_Task objective_
Search the records for the string "this", then copy each line where it appears.

_Source data_

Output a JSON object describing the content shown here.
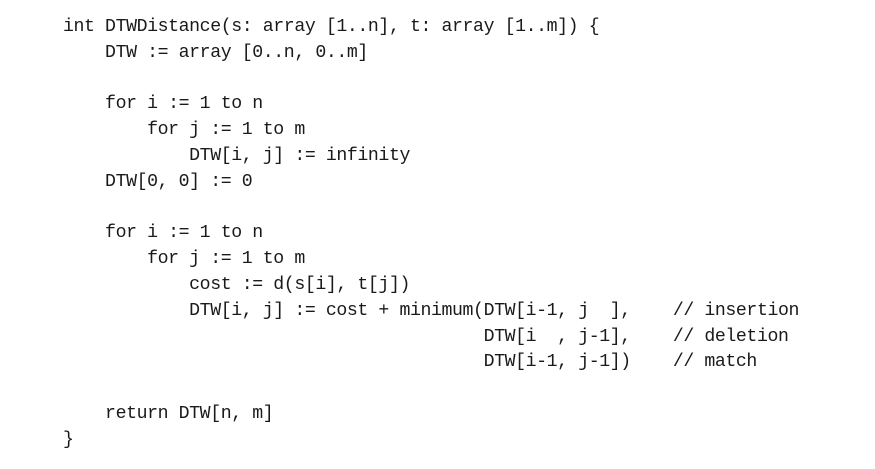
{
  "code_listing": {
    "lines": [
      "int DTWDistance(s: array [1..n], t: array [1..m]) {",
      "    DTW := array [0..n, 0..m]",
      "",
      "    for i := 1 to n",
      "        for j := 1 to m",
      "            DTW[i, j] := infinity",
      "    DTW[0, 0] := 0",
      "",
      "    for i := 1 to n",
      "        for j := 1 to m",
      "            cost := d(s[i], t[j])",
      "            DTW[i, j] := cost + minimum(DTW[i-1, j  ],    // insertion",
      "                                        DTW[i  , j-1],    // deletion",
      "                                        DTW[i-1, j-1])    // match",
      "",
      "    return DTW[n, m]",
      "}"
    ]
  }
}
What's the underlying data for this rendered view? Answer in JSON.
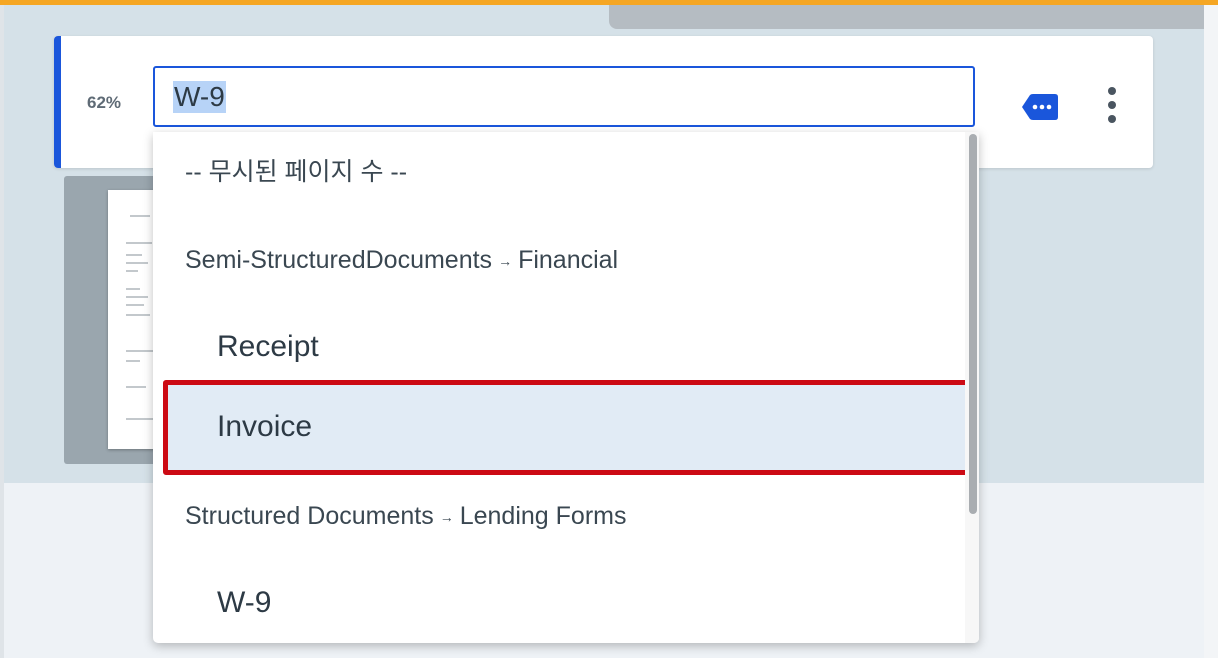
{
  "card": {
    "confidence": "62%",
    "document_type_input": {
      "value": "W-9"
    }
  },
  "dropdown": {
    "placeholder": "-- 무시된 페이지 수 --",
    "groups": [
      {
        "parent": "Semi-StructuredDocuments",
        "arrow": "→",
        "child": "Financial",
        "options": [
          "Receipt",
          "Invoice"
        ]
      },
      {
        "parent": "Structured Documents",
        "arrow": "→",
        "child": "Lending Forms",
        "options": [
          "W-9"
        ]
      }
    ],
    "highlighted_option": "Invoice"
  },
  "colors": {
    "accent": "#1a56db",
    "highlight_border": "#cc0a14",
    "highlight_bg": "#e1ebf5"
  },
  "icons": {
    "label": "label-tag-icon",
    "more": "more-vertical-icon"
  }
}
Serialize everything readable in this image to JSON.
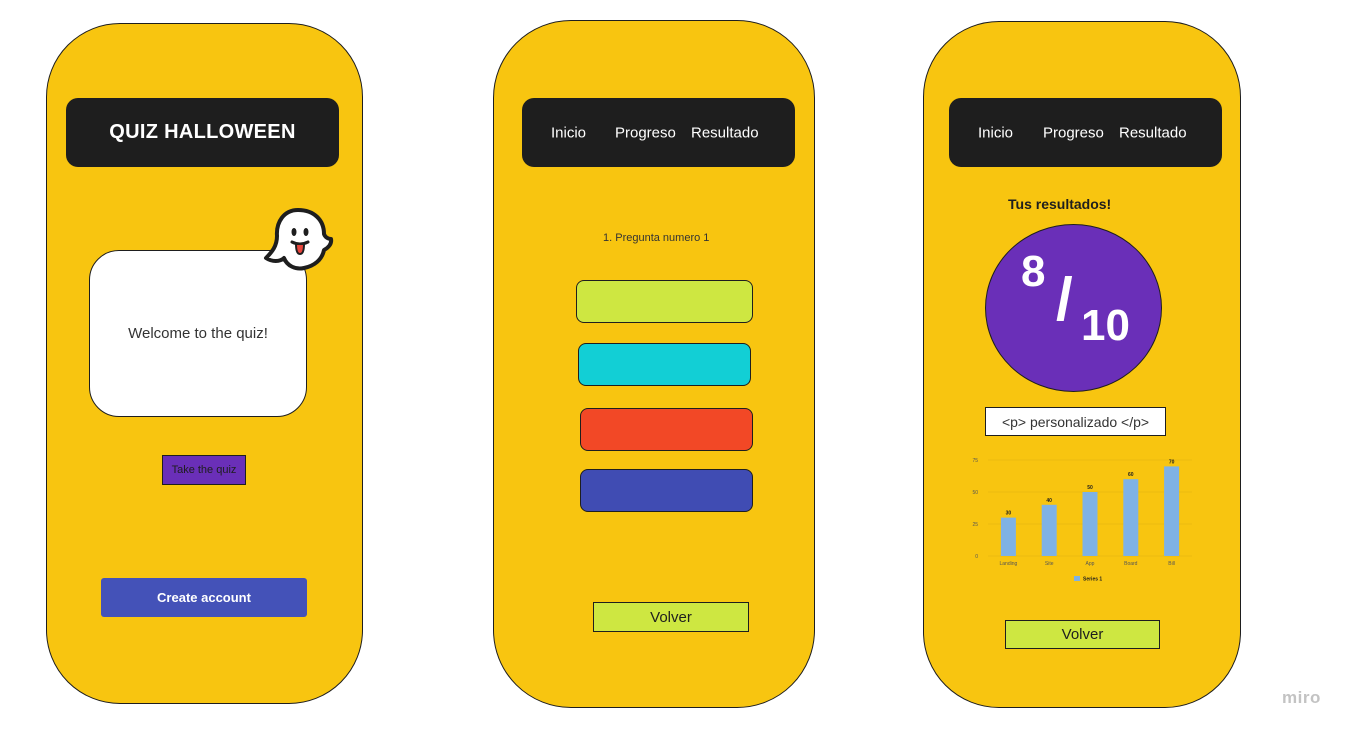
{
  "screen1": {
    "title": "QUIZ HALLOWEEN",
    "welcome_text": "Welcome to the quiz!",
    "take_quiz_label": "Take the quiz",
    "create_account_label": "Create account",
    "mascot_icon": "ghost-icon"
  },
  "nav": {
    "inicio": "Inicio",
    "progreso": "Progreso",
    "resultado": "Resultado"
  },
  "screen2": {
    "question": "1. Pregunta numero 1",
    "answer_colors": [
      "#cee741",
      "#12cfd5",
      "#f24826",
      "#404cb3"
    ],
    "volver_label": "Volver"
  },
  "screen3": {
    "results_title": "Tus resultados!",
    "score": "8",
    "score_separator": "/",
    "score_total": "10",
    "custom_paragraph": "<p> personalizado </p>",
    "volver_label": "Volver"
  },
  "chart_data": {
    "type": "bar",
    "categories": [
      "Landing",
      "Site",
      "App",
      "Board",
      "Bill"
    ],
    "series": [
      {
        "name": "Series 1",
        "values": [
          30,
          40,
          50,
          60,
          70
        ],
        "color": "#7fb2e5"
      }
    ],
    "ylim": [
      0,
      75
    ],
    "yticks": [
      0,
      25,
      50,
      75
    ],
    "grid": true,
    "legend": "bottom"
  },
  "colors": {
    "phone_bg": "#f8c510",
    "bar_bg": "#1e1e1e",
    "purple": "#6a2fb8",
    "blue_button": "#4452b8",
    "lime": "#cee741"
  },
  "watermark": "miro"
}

_Answer area_
What's the underlying data for this rendered view? Answer in JSON.
Serialize everything readable in this image to JSON.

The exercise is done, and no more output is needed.